[Your assignment] Check each line of the records for "System"; collect those that have it.

[Data for this exercise]
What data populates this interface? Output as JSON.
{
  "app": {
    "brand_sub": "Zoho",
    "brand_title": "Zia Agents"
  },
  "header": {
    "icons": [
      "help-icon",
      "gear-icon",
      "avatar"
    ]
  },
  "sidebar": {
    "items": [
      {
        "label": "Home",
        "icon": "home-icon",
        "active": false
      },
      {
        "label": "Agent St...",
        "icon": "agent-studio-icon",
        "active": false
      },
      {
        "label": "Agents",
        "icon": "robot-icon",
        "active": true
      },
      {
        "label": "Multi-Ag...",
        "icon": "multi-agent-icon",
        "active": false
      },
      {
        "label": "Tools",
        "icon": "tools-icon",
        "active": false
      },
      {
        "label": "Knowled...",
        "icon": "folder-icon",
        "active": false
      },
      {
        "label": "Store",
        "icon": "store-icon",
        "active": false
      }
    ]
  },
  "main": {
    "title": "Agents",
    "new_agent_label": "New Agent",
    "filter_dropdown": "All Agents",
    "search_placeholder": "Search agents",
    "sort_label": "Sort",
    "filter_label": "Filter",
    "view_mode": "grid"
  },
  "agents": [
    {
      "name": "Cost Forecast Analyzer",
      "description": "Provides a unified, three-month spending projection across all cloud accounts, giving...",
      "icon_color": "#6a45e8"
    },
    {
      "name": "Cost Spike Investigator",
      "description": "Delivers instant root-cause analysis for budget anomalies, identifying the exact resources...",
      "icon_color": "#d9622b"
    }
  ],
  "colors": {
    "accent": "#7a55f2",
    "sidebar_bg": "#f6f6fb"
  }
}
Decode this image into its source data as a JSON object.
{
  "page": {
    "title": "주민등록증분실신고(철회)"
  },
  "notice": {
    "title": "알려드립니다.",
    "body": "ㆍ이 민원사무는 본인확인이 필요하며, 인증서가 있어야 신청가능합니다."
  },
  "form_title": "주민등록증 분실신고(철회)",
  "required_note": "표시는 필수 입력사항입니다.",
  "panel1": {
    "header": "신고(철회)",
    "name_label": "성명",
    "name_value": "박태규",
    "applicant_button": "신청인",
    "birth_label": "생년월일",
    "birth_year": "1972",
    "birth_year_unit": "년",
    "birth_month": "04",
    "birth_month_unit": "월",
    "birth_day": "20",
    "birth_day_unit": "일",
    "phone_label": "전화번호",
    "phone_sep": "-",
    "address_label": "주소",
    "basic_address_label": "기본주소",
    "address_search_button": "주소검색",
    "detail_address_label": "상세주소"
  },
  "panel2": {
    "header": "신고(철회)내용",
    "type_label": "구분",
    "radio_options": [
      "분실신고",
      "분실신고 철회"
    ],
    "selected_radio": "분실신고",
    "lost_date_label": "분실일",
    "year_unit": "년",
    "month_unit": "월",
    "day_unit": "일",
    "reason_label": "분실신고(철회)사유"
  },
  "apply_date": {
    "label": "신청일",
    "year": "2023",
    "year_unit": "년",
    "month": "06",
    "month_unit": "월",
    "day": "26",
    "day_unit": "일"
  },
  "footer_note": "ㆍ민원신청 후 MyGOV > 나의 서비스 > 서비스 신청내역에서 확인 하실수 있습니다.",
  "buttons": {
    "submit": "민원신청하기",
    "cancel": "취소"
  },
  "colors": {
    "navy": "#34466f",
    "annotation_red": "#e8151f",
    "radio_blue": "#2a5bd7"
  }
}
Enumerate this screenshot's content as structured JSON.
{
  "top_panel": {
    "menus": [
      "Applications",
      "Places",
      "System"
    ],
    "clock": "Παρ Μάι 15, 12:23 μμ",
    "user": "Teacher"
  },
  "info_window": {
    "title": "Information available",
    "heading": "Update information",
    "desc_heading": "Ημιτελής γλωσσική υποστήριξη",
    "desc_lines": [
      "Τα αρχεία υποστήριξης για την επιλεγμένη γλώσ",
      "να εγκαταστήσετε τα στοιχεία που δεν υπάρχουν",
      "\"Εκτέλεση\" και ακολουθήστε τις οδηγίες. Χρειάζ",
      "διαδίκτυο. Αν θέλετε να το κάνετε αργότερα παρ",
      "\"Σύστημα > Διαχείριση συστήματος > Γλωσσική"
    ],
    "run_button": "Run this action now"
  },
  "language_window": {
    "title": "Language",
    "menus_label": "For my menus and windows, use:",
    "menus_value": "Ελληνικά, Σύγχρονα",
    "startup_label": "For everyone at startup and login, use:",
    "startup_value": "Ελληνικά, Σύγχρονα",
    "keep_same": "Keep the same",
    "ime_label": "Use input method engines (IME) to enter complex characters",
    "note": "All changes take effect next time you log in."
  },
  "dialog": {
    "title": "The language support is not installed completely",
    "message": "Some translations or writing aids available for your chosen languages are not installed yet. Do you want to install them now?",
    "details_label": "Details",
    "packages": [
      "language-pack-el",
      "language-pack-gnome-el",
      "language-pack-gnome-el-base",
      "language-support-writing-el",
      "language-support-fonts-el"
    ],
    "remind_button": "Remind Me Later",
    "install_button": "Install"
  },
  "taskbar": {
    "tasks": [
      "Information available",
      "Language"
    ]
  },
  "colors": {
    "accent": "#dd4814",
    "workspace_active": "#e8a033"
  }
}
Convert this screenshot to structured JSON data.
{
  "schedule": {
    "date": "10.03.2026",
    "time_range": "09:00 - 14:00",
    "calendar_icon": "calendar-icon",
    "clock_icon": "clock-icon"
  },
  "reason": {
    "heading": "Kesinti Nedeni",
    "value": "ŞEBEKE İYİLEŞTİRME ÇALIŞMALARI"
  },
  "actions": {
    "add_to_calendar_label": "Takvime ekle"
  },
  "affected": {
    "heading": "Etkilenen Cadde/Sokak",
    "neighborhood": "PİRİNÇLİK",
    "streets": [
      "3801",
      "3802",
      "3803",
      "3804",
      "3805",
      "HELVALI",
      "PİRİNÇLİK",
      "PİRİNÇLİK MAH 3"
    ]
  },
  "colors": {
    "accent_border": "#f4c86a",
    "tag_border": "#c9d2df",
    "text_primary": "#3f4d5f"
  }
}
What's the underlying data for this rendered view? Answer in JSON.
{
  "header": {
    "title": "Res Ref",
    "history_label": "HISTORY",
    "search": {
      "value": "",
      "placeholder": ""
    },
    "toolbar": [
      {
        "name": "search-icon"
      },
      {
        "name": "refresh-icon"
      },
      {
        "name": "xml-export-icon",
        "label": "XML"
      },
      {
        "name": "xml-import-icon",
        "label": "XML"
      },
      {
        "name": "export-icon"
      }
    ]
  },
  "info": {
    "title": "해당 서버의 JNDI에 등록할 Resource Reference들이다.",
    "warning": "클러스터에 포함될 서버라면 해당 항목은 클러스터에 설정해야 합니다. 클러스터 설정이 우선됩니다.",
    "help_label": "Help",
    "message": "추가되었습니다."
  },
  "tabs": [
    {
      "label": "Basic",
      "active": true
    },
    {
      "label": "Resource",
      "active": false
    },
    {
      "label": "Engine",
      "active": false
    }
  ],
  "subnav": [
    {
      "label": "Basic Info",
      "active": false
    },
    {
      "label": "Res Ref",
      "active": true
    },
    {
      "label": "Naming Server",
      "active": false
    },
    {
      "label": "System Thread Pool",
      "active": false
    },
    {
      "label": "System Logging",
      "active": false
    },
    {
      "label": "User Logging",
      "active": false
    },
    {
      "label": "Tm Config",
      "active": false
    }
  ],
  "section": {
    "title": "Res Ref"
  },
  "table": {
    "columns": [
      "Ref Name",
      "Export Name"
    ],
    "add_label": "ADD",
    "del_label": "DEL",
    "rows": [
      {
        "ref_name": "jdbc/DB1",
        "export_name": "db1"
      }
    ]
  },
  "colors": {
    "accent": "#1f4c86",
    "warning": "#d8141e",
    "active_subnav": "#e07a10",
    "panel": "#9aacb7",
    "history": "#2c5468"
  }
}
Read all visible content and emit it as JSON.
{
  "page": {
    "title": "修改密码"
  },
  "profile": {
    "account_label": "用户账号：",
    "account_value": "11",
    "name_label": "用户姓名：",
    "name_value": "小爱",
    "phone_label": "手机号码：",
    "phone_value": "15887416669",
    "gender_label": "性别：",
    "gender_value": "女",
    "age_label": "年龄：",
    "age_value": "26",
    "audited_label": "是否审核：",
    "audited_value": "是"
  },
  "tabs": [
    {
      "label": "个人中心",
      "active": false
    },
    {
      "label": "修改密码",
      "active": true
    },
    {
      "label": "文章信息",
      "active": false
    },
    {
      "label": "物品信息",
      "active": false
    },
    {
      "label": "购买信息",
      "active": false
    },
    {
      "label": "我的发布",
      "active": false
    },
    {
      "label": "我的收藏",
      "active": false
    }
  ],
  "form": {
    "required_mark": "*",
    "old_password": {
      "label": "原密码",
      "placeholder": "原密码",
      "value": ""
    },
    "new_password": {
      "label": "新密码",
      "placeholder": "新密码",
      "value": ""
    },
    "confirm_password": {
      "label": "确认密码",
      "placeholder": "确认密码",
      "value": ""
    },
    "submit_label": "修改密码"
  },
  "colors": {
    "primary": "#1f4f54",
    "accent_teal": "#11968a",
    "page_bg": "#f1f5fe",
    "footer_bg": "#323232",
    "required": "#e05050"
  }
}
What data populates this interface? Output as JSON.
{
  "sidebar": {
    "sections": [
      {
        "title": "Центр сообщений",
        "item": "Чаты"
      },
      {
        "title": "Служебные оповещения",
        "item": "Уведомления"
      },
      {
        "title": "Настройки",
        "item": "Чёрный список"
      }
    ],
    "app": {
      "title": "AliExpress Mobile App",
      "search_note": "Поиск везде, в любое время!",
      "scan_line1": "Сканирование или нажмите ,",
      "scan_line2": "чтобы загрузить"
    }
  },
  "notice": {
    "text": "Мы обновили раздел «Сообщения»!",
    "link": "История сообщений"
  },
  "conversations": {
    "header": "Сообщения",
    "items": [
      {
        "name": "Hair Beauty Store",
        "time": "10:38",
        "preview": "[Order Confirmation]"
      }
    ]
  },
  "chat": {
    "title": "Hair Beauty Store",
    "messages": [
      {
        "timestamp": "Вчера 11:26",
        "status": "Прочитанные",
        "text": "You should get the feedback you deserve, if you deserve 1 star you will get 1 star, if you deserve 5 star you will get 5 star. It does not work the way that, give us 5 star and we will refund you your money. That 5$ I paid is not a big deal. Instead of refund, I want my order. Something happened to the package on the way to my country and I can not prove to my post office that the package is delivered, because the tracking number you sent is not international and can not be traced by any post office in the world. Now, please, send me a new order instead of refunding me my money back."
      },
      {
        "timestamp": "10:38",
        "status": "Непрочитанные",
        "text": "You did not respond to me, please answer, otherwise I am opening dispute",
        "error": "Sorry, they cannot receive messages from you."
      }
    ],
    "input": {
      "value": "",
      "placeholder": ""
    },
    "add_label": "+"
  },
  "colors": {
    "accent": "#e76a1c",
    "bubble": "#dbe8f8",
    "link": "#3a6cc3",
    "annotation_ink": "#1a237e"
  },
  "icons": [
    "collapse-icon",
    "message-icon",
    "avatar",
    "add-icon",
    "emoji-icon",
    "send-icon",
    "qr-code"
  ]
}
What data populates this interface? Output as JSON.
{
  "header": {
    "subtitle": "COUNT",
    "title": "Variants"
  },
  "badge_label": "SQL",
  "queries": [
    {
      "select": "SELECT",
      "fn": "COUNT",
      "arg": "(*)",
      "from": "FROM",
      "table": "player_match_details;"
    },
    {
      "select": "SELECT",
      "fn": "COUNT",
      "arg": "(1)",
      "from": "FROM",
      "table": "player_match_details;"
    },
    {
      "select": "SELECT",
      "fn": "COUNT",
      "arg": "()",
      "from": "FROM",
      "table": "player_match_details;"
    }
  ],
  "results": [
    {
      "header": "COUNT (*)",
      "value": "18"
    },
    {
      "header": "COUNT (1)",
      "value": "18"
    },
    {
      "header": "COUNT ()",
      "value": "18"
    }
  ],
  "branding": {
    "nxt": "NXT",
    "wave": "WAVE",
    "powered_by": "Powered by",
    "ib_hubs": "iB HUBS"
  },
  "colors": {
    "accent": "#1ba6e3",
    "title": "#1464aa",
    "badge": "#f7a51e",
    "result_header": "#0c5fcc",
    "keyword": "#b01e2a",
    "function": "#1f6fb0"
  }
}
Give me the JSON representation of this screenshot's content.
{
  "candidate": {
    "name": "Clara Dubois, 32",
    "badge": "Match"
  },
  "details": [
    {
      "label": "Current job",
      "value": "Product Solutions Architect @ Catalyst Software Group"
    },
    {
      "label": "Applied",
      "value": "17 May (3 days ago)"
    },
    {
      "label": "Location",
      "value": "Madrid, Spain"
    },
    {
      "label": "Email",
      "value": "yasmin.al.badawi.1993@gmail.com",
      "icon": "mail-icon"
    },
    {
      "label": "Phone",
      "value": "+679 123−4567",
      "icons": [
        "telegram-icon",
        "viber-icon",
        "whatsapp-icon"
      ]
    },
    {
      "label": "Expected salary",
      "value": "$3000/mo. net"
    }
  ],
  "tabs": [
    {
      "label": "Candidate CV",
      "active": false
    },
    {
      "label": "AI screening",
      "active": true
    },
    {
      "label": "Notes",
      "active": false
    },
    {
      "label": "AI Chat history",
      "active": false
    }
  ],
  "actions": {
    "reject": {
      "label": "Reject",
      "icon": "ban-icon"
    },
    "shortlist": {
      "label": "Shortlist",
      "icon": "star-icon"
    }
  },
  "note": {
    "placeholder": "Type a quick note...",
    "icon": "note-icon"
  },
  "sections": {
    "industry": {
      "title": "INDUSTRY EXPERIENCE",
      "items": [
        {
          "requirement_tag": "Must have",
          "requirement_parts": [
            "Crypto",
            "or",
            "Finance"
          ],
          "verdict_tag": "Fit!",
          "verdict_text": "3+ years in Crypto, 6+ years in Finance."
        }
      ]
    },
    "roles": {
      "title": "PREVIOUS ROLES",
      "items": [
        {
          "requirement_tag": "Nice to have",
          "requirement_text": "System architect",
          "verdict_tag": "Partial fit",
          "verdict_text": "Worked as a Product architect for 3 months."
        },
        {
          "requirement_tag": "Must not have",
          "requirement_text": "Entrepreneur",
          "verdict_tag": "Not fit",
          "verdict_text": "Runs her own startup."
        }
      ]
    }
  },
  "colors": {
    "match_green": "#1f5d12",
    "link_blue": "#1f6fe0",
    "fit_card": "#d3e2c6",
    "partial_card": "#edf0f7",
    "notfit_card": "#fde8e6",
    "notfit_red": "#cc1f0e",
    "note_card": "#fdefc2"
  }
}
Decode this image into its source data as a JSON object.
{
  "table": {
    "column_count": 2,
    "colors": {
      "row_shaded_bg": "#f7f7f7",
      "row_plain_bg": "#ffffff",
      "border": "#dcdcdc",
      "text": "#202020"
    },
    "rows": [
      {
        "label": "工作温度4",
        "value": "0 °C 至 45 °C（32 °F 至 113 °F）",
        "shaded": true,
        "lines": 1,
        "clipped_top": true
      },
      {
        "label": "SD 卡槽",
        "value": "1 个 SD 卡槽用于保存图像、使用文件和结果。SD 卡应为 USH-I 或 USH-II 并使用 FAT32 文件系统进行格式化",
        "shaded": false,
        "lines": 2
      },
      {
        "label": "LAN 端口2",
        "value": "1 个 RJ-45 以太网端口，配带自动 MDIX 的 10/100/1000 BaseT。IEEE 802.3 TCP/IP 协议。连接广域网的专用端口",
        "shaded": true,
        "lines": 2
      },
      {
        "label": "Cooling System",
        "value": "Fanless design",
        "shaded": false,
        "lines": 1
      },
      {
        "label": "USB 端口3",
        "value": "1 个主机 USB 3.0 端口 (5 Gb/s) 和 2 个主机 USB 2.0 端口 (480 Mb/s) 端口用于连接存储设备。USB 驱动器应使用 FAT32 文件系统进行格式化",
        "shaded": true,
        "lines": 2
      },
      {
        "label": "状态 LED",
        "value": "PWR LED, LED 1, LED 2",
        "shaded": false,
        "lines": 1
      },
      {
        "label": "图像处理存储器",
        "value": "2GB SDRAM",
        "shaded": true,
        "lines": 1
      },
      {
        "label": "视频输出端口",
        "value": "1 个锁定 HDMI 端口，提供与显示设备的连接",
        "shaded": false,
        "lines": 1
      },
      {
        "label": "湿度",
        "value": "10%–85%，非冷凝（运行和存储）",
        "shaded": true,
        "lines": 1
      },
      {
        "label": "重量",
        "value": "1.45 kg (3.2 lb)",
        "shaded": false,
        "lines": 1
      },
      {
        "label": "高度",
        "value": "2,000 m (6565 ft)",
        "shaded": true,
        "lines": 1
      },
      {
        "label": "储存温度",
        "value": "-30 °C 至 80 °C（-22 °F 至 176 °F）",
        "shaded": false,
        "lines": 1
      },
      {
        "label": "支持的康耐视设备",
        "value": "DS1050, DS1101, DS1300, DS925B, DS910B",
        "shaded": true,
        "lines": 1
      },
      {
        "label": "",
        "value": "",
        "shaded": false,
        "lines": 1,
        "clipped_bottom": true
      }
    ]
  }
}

[Output of the task]
      "System"
      "label": "System Thread Pool",
      "label": "System Logging",
          "requirement_text": "System architect",
        "label": "Cooling System",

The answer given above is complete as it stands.